In Memoriam: Mr. Whiskers
MR. WHISKERS never asked to be thrust into the bright, blaring spotlight that this fabulously successful website generated.
Indeed, it was out of respect for privacy that I changed his name and gender so he wouldn’t be mobbed by the, what, six readers this blog usually has.
Her name was in fact Sarah, and she was a lady, if we were to concede there exists ladies who, when a can of Friskies is being opened, are frequently so completely overcome by anticipation and ecstasy that they clasp a paw around a naked ankle and gleefully dig in claws and teeth.
I suspect we connected because we are both misanthropic loners living in a place we detest: misery loves company. She originally belonged to the neighbors and based on the fact that she spent almost all of her time in my side yard — specifically on my car (and presumably before I lived here, on a previous resident’s vehicle) — she was not happy in her own yard, nor was she particularly fond of the number of other cats that inhabited it.
A scaredy-cat personified (feline-ified?), Sarah was extremely timid and not an overtly friendly creature to anyone but me — a relationship that developed over a few years. I’ll spare you the innumerable, ponderous, interesting-to-no-one cat stories save this one anecdote: Before she “officially” became mine but after she had made the move from car to back porch, ever closer to inside my house, she was sitting on a patio table there one day when I was about to go for a run. I bent down to tie my sneaker, my head at about table level. Then I felt it: A fuzzy forehead pressed against my own and held there for a few seconds. This cat who to her dying day was never one to shower affection (indeed, the only time she was ever in my lap was when I held her as she was euthanized) spontaneously decided to mark me as hers with her noggin-based cat-glands, as some cat experts would interpret this act, or as others suggest, identifying me as safe and someone she could trust.

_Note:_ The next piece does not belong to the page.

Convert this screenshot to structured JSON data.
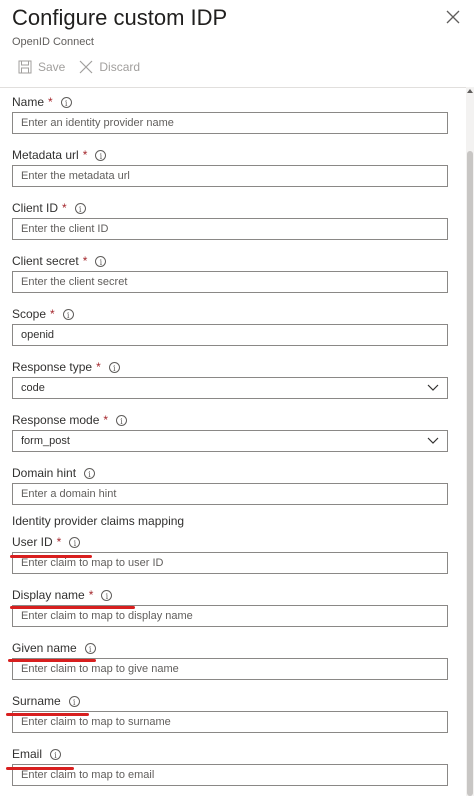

Either way, she was right: from that moment on, she owned me, and she had no further need to worry about anything. That trust was well-placed. I didn’t let her down and made the last five years of her life very, very comfortable.
Still, I got the better end of that deal.